GDPR compliance can be straightforward but take it seriously
It is almost impossible to ignore that GDPR compliance is a hot topic right now and companies are taking it very seriously, which is understandable. In fact I recently received an email asking if, “due to GDPR compliance” they could “keep my email”. I think this particular individual (or company, if this is a business directive) may be over-doing it a bit. I would argue that as I sent the original email I have provided the required “explicit consent”. However, this email exchange serves to make a point, it demonstrates just how seriously people are taking this.
Here are some common sense tips around GDPR compliance:
- You’ll probably need a team to help with this project to ensure it gets the focus it needs. I would recommend establishing a team leader for this.
- GDPR compliance relates to personal information so it is important to understand what data you have and that it’s “personal”. It includes more than just names and email addresses. It is anything that can be used to identify a person; an IP address is a modern example of personal information.
- Make sure you ask permission to retain a consumer’s personal information, and make sure you only retain their records for one year. Unless of course you get re-consent/permission to continue, this can include continued engagement depending on what your business does.
- Deal with unsubscribes and opt-outs quickly.
- Secure your personal data with modern encryption methods.
- Ensure that the only employees that need to have access to personal data can do so. This will also prevent data theft from disgruntled employees.
- Check your commercial agreements as they may need updating. This is particularly important if you are sending data elsewhere including via APIs or into a cloud software.
- Check your supplier agreements and solutions. Some of your suppliers will have created additional features for you. For example, if you are a Salesforce customer then you have access to data controls, so speak to your administrators.
- Keep messages clear and be transparent. In the footer of your emails it might be enough to explain that emails are retained for example.
- See what industry specific documentation exists. There are different standards recommendations depending on what your business does.
- Lastly, seek professional advice.

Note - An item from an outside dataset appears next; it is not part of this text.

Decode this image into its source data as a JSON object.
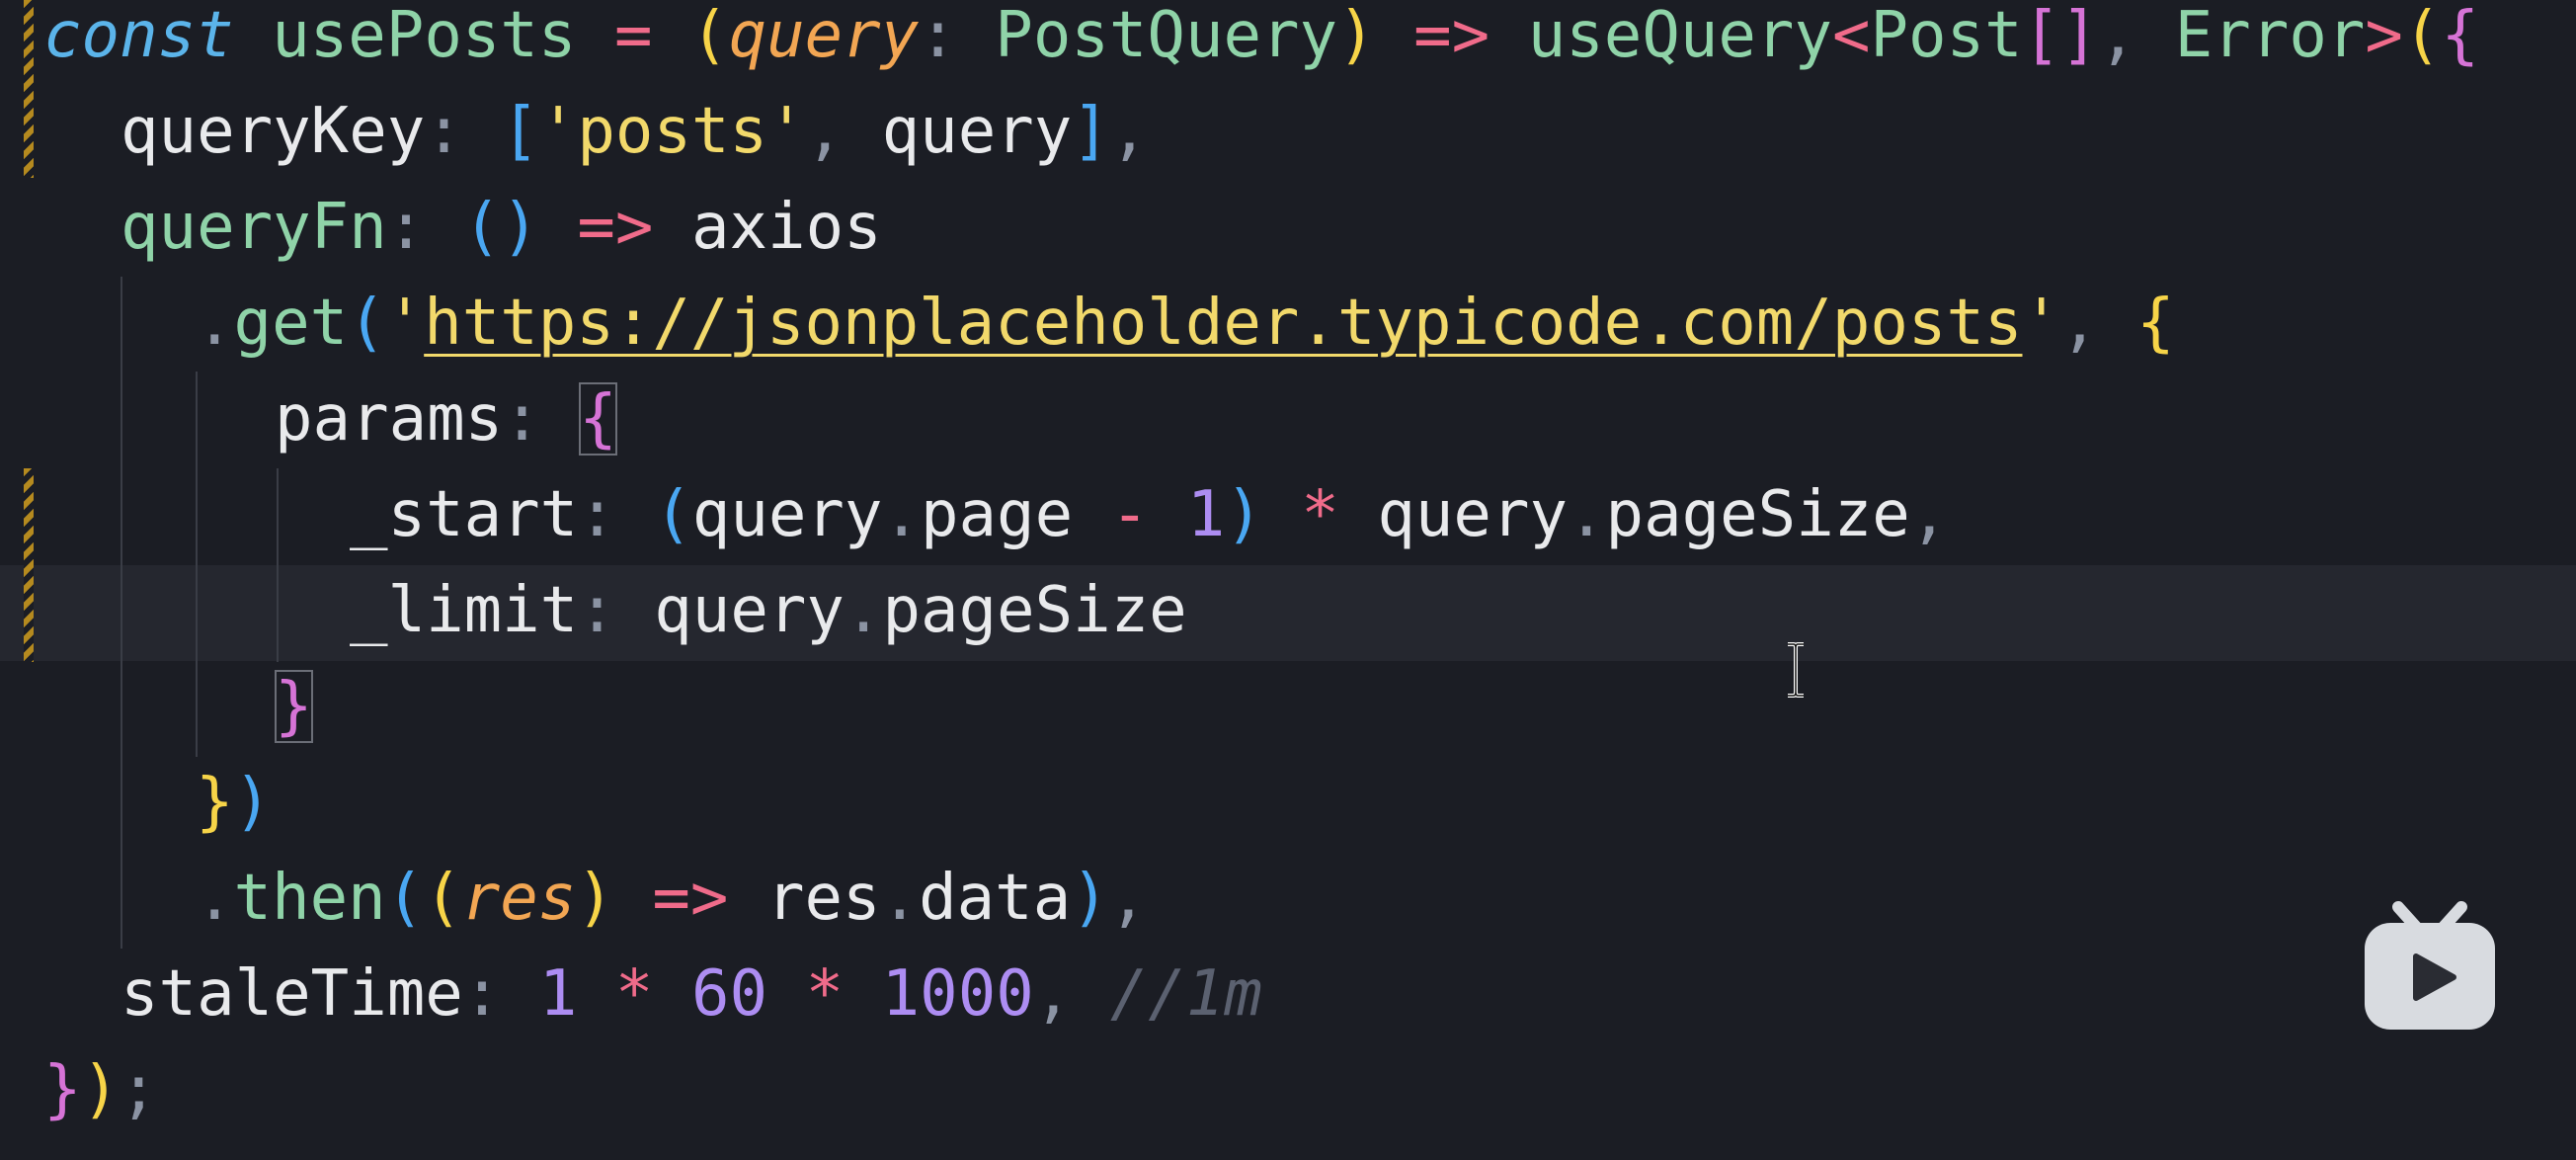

This list is not exhaustive and it represents my basic views and opinions only. GDPR compliance experts will ensure that you are on the right track, and that you don’t overdo it.